Retail Financial Services
The changes in behavior of the modern shopper increase the likelihood that financial institutions will need to significantly transform to meet the needs of their customer.
It may be developing more robust digital service channels to offer the customer more options, or migrating low-value services being delivered by high-value assets to lower cost-to-serve channels, or developing more comprehensive education and advisory programs to help customers manage their increasingly complex personal economies, or it may be rethinking your overall experiential platform to increase market impact and engagement with a more elusive and demanding audience. The pace of digital evolution and change today guarantees the chances of being exposed to new market and/or consumer forces that require your entire service and offering to go under review and likely to be revolutionized.
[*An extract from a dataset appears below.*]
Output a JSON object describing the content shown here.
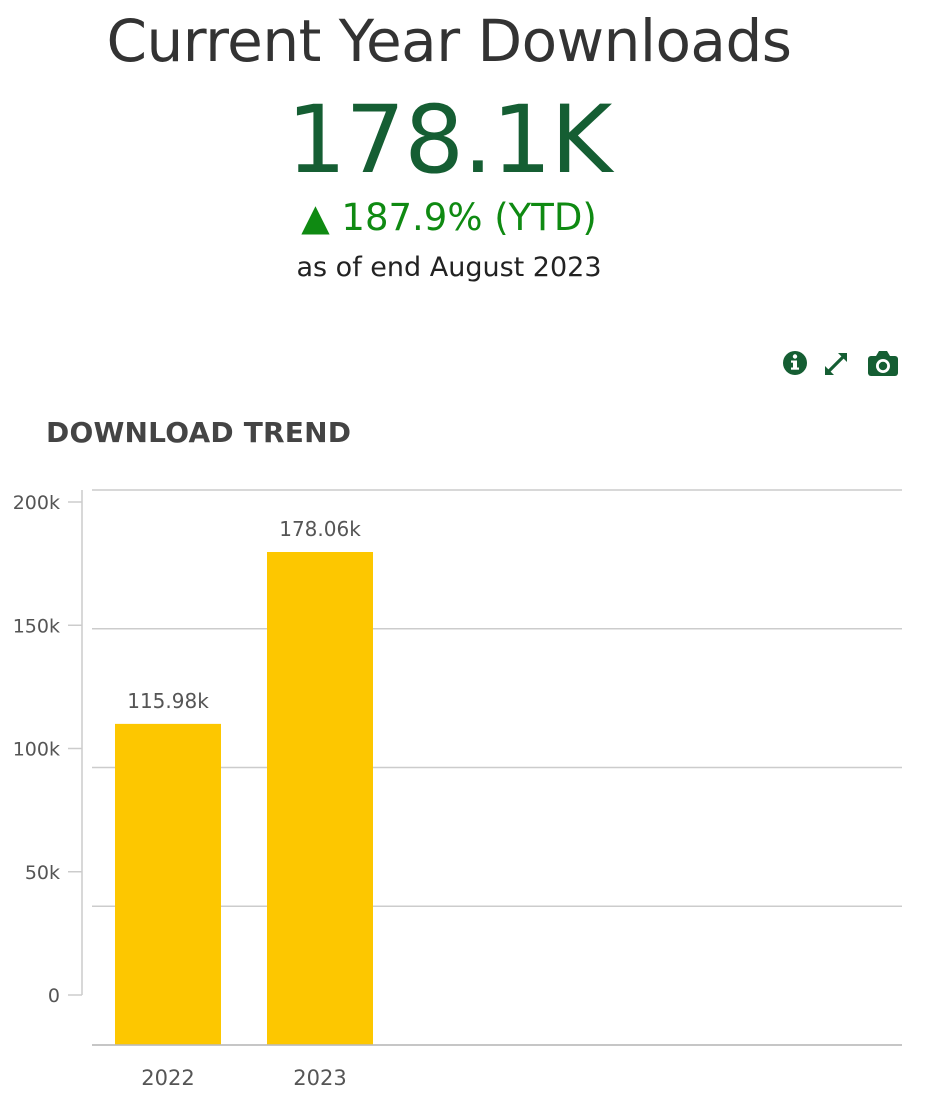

In 2010 our team was part of a comprehensive reconsideration of the existing financial services condition within the US market. At this time the future of banking had been narrated by Brett King in his book Banking 2.0, and future living scenarios had been visualized by Microsoft and others through beautifully rendered films. In partnership with the technology leader NCR, and financial institution BECU, we embarked on conceiving the bank of the future as and how it would operate day-to-day. Our work was informed by extensive research in the changing dynamics of the consumer retail market, and by the next-generation technology being conceived by NCR and others. Through the project we realized the broad array of challenges facing the financial services environment, but it also provided a blueprint and road map for how to both respond to that change and be in advance of it.
The Inevitability of Change
Before mobile banking, the biggest change in the banking environment was the introduction of the ATM in 1967. This technology is still the center of most change today. The point is that the bank is not an environment familiar to change and innovation, but it would be naive to think that is reason for not transforming your financial institution. The recent marketplace is littered with the carcasses of numerous examples of industries thought to have been out of the reach of change by digital and mobile advancements. Now more than ever the financial industry is experiencing an increasing competition from fintech startups, and while in the short term the established financial institutions have a seemingly comfortable moat around their business, we know this can not last.
Who would have thought a few years ago that the hotel industry would be competing with people renting-out their rooms, and that the taxi and car rental companies would be competing with people sharing or renting their cars. Branch transformation is not going to be the only answer to the future of financial institutions, but it is a critical first step in evolving the model to both survive and sustain. And to support the value of the physical branch in the new model, consider that this past year the online retailer, and biggest retailer in the world, Amazon, began opening new physical store concepts. The physical branch should not operate in ten years the same way it does today, but it also is not going away. It is transforming, and you can either lead, follow, or ignore that change. There will be those that lead, those that follow, and those that fall away. We work with those who want to lead.
The physical space is the stage for the activities of the branch, and while the size of the stage will fluctuate, there is a basic kit that should be unique for each organization aligned to the brand, the experience objectives, and experience strategy.
Branches are reducing in size as traffic volumes decline, rent and the costs-to-serve increase, and low-value transactions migrate to alternative channels. This reduction requires a stronger focus on getting the basics right, and differentiating your experience from your competitors. Simply saying that advisory is important to you will not be reflected to the customer unless they experience a physical change in the way you serve them. Unfortunately the common response has been to redecorate and add a concierge desk. Even if you only plan to make adjustments to your current branch, you should have a clearly defined vision for your future branch conceived and designed per your business and experience objectives. Then you may break down the vision and implement aspects of the future branch as small adjustments to your existing branches. Working from a vision you will find that the adjustments with the most impact may not be architectural, or are partially architectural, meaning the implementation of a new element as the support for a new engagement choreography with the focus on the role and interaction between associate and customer. But sometimes big change is needed. One case is grabbing the attention of younger, more distracted and demanding audiences. For this consumer you will need to show commitment because they value experience and appreciate nuance.